Stevia…what do you know about it?
Wondering if you should use it in your coffee or tea?
Perhaps you are seeing the big bag in your local grocery store next to the sugar and you are wondering if it would work in your morning muffin recipe?
One thing is certain, stevia is gaining popularity and we are happy about that! But, we want to make sure consumers know everything they need to know about stevia and how to use it and incorporate it into their everyday lives.
Make sure to read our Facts page to learn even more about stevia as well as our Safety page. Calorie Control Council’s resident RD, Beth Hubrich, answered a few of the top questions consumers have.
What is stevia and is it safe?

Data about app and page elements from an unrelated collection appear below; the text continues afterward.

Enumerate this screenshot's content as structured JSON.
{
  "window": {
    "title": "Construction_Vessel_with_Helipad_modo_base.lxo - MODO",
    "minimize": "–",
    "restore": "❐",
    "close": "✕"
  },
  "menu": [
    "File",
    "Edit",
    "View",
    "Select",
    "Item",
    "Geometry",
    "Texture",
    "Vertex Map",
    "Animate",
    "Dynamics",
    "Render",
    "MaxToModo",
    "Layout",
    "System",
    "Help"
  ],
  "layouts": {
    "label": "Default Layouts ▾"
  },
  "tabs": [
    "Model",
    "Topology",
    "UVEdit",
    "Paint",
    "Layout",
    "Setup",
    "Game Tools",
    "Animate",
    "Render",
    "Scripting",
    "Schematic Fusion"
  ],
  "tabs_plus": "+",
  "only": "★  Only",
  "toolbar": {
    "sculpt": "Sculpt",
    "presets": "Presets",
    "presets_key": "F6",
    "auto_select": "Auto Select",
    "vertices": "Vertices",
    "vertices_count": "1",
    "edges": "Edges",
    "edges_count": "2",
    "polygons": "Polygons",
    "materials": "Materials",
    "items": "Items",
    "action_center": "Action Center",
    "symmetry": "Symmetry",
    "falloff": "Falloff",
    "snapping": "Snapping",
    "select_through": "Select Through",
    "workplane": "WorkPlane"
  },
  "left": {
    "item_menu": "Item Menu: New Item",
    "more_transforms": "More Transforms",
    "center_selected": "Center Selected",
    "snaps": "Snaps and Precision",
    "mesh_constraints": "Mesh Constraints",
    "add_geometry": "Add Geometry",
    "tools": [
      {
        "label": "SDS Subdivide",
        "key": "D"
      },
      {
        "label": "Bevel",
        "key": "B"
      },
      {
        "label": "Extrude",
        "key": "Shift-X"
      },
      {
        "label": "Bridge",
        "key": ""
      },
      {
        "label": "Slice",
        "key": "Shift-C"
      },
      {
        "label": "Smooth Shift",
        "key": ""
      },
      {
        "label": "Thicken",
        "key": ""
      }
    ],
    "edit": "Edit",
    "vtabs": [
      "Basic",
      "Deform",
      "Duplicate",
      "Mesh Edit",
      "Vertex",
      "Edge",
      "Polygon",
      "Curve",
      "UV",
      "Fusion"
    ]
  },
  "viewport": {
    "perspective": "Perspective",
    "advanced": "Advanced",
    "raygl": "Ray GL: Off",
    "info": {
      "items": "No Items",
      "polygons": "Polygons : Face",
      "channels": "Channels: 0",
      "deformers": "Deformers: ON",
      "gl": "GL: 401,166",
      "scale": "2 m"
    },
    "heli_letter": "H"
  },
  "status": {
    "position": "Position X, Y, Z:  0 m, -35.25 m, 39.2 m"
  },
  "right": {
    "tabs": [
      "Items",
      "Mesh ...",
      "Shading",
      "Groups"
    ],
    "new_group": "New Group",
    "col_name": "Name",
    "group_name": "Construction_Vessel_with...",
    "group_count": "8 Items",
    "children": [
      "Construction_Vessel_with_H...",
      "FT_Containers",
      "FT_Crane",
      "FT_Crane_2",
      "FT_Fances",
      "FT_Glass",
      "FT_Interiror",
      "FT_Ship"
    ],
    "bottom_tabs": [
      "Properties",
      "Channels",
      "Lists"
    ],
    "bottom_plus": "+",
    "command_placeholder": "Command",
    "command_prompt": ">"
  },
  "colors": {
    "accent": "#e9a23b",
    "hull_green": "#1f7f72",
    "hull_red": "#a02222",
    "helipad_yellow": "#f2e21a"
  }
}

Stevia, is a low-calorie sweetener made from the leaf of the stevia plant. Many people use it to sweeten their favorite foods and beverages instead of sugar to result in fewer calories. There are also many products in today’s marketplace that use stevia.
Does stevia have the same qualities when cooking and baking?
This is an important one to know with sweeteners. When cooking or baking with any low-calorie sweetener it is best to follow that manufacturers’ recipes and recommendations. Sugar provides more than just sweetness in recipes, it can also assist in browning, caramelizing, etc., so recipes will need to be adjusted accordingly. Furthermore, low-calorie sweeteners like stevia are hundreds of times sweeter than sugar, so just a small amount of stevia is needed to get the same sweetness as sugar. For some great recipes on stevia, check out our official Pinterest page here to find all types of recipes that use stevia!
Is stevia safe for people with diabetes?
Stevia is safe for people with diabetes and for others who are looking to control calories, carbohydrate and sugar intake. Before a low-calorie sweetener is allowed on the market it must be studied and proven to be safe, especially for the most vulnerable populations including people with diabetes, the elderly and children.
Beth Hubrich, MS, RD, LD Beth is well versed in clinical nutrition, food service, nutrition communications, and community and public health. She holds a B.S. in nutrition and food science from FSU and a Master’s in nutrition and food science from Texas Woman’s University. Beth has worked with CNN and has written forToday’s Dietitian and USA Today magazine. She is a member of the Academy of Nutrition and Dietetics (AND), as well as a founding member of the Weight Management and the Dietitians in Business and Communications dietetic practice groups.